Because the building was added to Sacramento’s historic register in 1982, windows facing the street can only be replaced with authentic replicas, which is one of the expensive projects that finally wore Siddiqui down. Rodriguez sites this as evidence that the city’s policy unfairly drives up costs for the owner, making a quick renovation impossible.

“The owner should be able to decide how pretty to make the building,” said Rodriguez. “On the sly, they’re trying to implement gentrification.”

“I think the city will never publicly say they have problems with hip-hop,” said Pinkston, who admitted that Joe’s Style Shop did have legitimate health and safety issues. “But they do have a problem with it. They associate it with some kind of street gang.”

According to Siddiqui, the city never claimed to have issues with hip-hop, but an extensive renovation clearly would drive up rents, likely pricing out artists and musicians. The city provides matching funds for the rehabilitation of historic structures but will invest only in certain projects. Even if Siddiqui had accepted up to $75,000 in matching funds, he would have had to raise $75,000 of his own. And those funds might not have been enough. Pino estimated that full renovation could cost as much as $180,000.

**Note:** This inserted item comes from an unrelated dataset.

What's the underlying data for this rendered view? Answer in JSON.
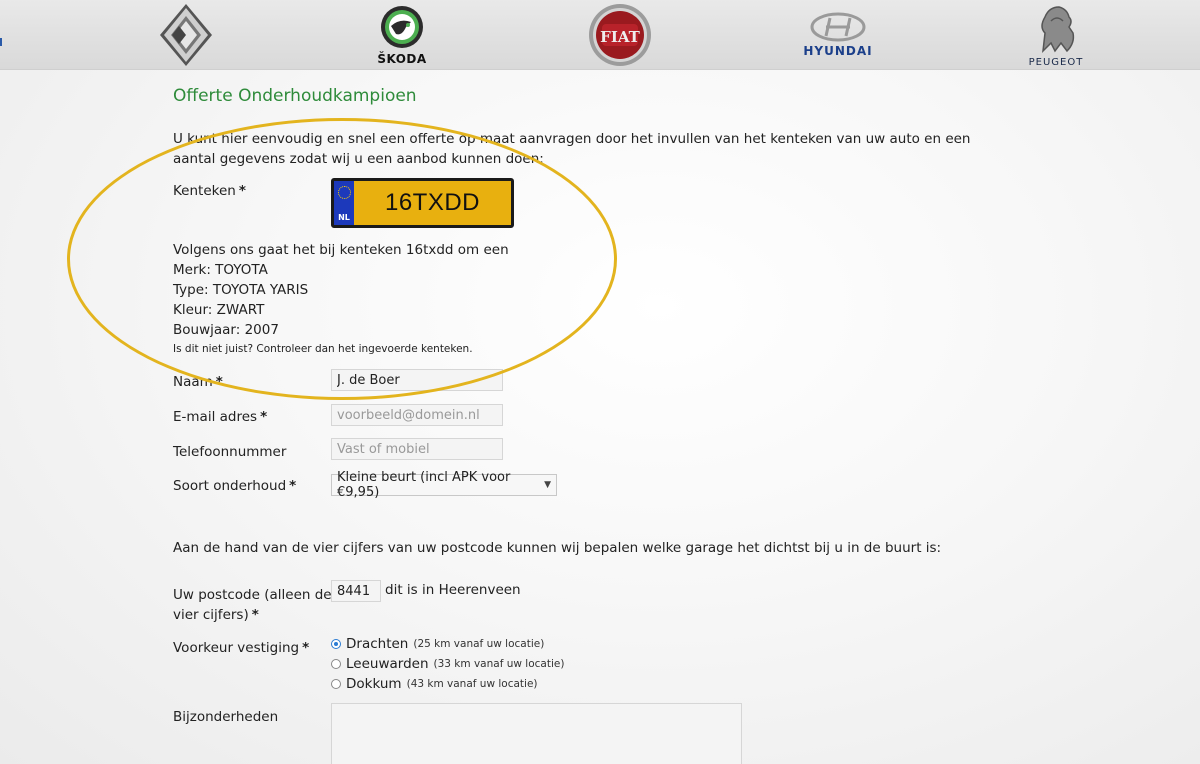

“None of it’s inexpensive,” said Wendy Saunders, manager of the city’s downtown-development division. “That’s why you see so many of the historic buildings downtown without innovative uses. … It’s really difficult to pay for the property and then bring someone in to do an expensive renovation.”

In spite of the challenges, said Saunders, most of Sacramento’s older buildings will find new users eventually. A recent example, she said, is the old Daugherty building at the corner of 16th and J streets. What was once an auto dealership now houses lofts and two restaurants, P.F. Chang’s China Bistro and Mikuni.

Since the closure of Joe’s Style Shop, the young artists who thought they’d finally found a home have been hopping from venue to venue. Mike Rodriguez, another Joe’s Style Shop organizer, said that he and his friends are “getting more guerrilla” about their work.

“The city hasn’t come to grips with the need for venues for diverse youth,” said Pinkston, who claimed that Joe’s Style Shop had been the only space downtown for “politically conscious youth” who don’t use drugs or alcohol.

“Alcohol comes first wherever hip-hop is played," said Rodriguez, who’s mourning the dissolution of Joe’s Style Shop a year later. "For us, culture came first."